Problem to solve – The response should contain every record, reproduced exactly.

Dataset records

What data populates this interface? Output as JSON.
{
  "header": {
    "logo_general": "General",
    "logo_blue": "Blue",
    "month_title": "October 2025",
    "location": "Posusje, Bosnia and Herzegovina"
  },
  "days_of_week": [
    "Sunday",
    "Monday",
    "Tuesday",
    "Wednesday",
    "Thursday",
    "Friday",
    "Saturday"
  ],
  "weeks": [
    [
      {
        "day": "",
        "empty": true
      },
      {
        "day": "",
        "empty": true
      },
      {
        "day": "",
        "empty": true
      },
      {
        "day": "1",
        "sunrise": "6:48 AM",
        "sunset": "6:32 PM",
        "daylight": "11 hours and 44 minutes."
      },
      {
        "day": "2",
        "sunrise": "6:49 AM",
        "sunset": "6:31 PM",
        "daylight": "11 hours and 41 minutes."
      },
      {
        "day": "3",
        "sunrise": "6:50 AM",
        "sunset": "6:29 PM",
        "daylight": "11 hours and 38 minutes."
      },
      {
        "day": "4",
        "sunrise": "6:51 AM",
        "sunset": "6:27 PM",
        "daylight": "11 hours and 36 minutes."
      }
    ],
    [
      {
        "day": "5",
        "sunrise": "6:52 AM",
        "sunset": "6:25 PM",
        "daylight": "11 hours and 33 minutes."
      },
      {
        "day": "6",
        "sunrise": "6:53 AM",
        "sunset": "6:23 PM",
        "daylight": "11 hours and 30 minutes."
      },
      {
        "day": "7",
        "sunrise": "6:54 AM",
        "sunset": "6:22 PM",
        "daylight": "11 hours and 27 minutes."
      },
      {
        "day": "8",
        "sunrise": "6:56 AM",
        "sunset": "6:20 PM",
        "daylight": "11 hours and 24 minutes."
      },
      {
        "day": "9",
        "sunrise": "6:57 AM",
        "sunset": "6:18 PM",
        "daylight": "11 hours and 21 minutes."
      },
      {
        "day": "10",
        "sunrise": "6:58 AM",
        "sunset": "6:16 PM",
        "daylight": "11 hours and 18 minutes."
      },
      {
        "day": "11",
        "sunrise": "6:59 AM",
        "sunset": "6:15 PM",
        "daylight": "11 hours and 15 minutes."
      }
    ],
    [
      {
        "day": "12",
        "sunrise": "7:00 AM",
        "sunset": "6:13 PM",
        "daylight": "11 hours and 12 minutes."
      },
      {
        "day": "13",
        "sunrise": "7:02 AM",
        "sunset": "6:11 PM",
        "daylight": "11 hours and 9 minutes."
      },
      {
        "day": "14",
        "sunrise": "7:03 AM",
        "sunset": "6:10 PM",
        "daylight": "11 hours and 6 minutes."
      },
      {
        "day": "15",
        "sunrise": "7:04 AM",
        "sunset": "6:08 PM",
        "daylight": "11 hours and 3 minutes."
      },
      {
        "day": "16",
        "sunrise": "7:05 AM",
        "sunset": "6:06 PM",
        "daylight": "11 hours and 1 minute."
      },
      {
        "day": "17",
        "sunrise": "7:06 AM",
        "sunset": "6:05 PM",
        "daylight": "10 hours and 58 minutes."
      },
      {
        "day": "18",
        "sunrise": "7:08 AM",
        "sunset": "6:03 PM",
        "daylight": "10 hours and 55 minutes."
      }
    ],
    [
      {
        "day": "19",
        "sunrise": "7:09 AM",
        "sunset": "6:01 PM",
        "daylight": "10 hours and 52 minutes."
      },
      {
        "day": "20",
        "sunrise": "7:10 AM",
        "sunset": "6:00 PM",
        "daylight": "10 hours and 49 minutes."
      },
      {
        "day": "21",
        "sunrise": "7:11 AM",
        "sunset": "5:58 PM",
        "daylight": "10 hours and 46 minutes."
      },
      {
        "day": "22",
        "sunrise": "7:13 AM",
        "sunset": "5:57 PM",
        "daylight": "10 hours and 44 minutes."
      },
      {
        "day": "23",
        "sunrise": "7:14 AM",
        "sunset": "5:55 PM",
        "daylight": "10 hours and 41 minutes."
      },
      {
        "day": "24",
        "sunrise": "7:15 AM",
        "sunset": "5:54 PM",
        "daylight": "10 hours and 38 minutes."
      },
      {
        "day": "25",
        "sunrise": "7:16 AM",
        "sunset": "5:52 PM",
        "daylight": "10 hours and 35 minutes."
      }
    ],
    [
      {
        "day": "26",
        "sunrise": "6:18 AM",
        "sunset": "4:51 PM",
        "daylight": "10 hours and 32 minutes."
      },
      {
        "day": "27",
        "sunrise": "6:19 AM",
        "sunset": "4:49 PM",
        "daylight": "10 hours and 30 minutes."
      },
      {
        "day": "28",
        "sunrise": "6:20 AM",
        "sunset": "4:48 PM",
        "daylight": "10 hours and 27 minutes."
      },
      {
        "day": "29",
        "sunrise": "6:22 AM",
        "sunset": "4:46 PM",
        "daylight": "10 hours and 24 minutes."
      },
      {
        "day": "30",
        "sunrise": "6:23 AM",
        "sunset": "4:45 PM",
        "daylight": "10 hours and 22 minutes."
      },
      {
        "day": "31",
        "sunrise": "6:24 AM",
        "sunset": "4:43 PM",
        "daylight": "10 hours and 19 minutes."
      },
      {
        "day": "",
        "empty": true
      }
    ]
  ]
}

Exercise response –
What data populates this interface? Output as JSON.
{
  "header": {
    "logo_general": "General",
    "logo_blue": "Blue",
    "month_title": "October 2025",
    "location": "Posusje, Bosnia and Herzegovina"
  },
  "days_of_week": [
    "Sunday",
    "Monday",
    "Tuesday",
    "Wednesday",
    "Thursday",
    "Friday",
    "Saturday"
  ],
  "weeks": [
    [
      {
        "day": "",
        "empty": true
      },
      {
        "day": "",
        "empty": true
      },
      {
        "day": "",
        "empty": true
      },
      {
        "day": "1",
        "sunrise": "6:48 AM",
        "sunset": "6:32 PM",
        "daylight": "11 hours and 44 minutes."
      },
      {
        "day": "2",
        "sunrise": "6:49 AM",
        "sunset": "6:31 PM",
        "daylight": "11 hours and 41 minutes."
      },
      {
        "day": "3",
        "sunrise": "6:50 AM",
        "sunset": "6:29 PM",
        "daylight": "11 hours and 38 minutes."
      },
      {
        "day": "4",
        "sunrise": "6:51 AM",
        "sunset": "6:27 PM",
        "daylight": "11 hours and 36 minutes."
      }
    ],
    [
      {
        "day": "5",
        "sunrise": "6:52 AM",
        "sunset": "6:25 PM",
        "daylight": "11 hours and 33 minutes."
      },
      {
        "day": "6",
        "sunrise": "6:53 AM",
        "sunset": "6:23 PM",
        "daylight": "11 hours and 30 minutes."
      },
      {
        "day": "7",
        "sunrise": "6:54 AM",
        "sunset": "6:22 PM",
        "daylight": "11 hours and 27 minutes."
      },
      {
        "day": "8",
        "sunrise": "6:56 AM",
        "sunset": "6:20 PM",
        "daylight": "11 hours and 24 minutes."
      },
      {
        "day": "9",
        "sunrise": "6:57 AM",
        "sunset": "6:18 PM",
        "daylight": "11 hours and 21 minutes."
      },
      {
        "day": "10",
        "sunrise": "6:58 AM",
        "sunset": "6:16 PM",
        "daylight": "11 hours and 18 minutes."
      },
      {
        "day": "11",
        "sunrise": "6:59 AM",
        "sunset": "6:15 PM",
        "daylight": "11 hours and 15 minutes."
      }
    ],
    [
      {
        "day": "12",
        "sunrise": "7:00 AM",
        "sunset": "6:13 PM",
        "daylight": "11 hours and 12 minutes."
      },
      {
        "day": "13",
        "sunrise": "7:02 AM",
        "sunset": "6:11 PM",
        "daylight": "11 hours and 9 minutes."
      },
      {
        "day": "14",
        "sunrise": "7:03 AM",
        "sunset": "6:10 PM",
        "daylight": "11 hours and 6 minutes."
      },
      {
        "day": "15",
        "sunrise": "7:04 AM",
        "sunset": "6:08 PM",
        "daylight": "11 hours and 3 minutes."
      },
      {
        "day": "16",
        "sunrise": "7:05 AM",
        "sunset": "6:06 PM",
        "daylight": "11 hours and 1 minute."
      },
      {
        "day": "17",
        "sunrise": "7:06 AM",
        "sunset": "6:05 PM",
        "daylight": "10 hours and 58 minutes."
      },
      {
        "day": "18",
        "sunrise": "7:08 AM",
        "sunset": "6:03 PM",
        "daylight": "10 hours and 55 minutes."
      }
    ],
    [
      {
        "day": "19",
        "sunrise": "7:09 AM",
        "sunset": "6:01 PM",
        "daylight": "10 hours and 52 minutes."
      },
      {
        "day": "20",
        "sunrise": "7:10 AM",
        "sunset": "6:00 PM",
        "daylight": "10 hours and 49 minutes."
      },
      {
        "day": "21",
        "sunrise": "7:11 AM",
        "sunset": "5:58 PM",
        "daylight": "10 hours and 46 minutes."
      },
      {
        "day": "22",
        "sunrise": "7:13 AM",
        "sunset": "5:57 PM",
        "daylight": "10 hours and 44 minutes."
      },
      {
        "day": "23",
        "sunrise": "7:14 AM",
        "sunset": "5:55 PM",
        "daylight": "10 hours and 41 minutes."
      },
      {
        "day": "24",
        "sunrise": "7:15 AM",
        "sunset": "5:54 PM",
        "daylight": "10 hours and 38 minutes."
      },
      {
        "day": "25",
        "sunrise": "7:16 AM",
        "sunset": "5:52 PM",
        "daylight": "10 hours and 35 minutes."
      }
    ],
    [
      {
        "day": "26",
        "sunrise": "6:18 AM",
        "sunset": "4:51 PM",
        "daylight": "10 hours and 32 minutes."
      },
      {
        "day": "27",
        "sunrise": "6:19 AM",
        "sunset": "4:49 PM",
        "daylight": "10 hours and 30 minutes."
      },
      {
        "day": "28",
        "sunrise": "6:20 AM",
        "sunset": "4:48 PM",
        "daylight": "10 hours and 27 minutes."
      },
      {
        "day": "29",
        "sunrise": "6:22 AM",
        "sunset": "4:46 PM",
        "daylight": "10 hours and 24 minutes."
      },
      {
        "day": "30",
        "sunrise": "6:23 AM",
        "sunset": "4:45 PM",
        "daylight": "10 hours and 22 minutes."
      },
      {
        "day": "31",
        "sunrise": "6:24 AM",
        "sunset": "4:43 PM",
        "daylight": "10 hours and 19 minutes."
      },
      {
        "day": "",
        "empty": true
      }
    ]
  ]
}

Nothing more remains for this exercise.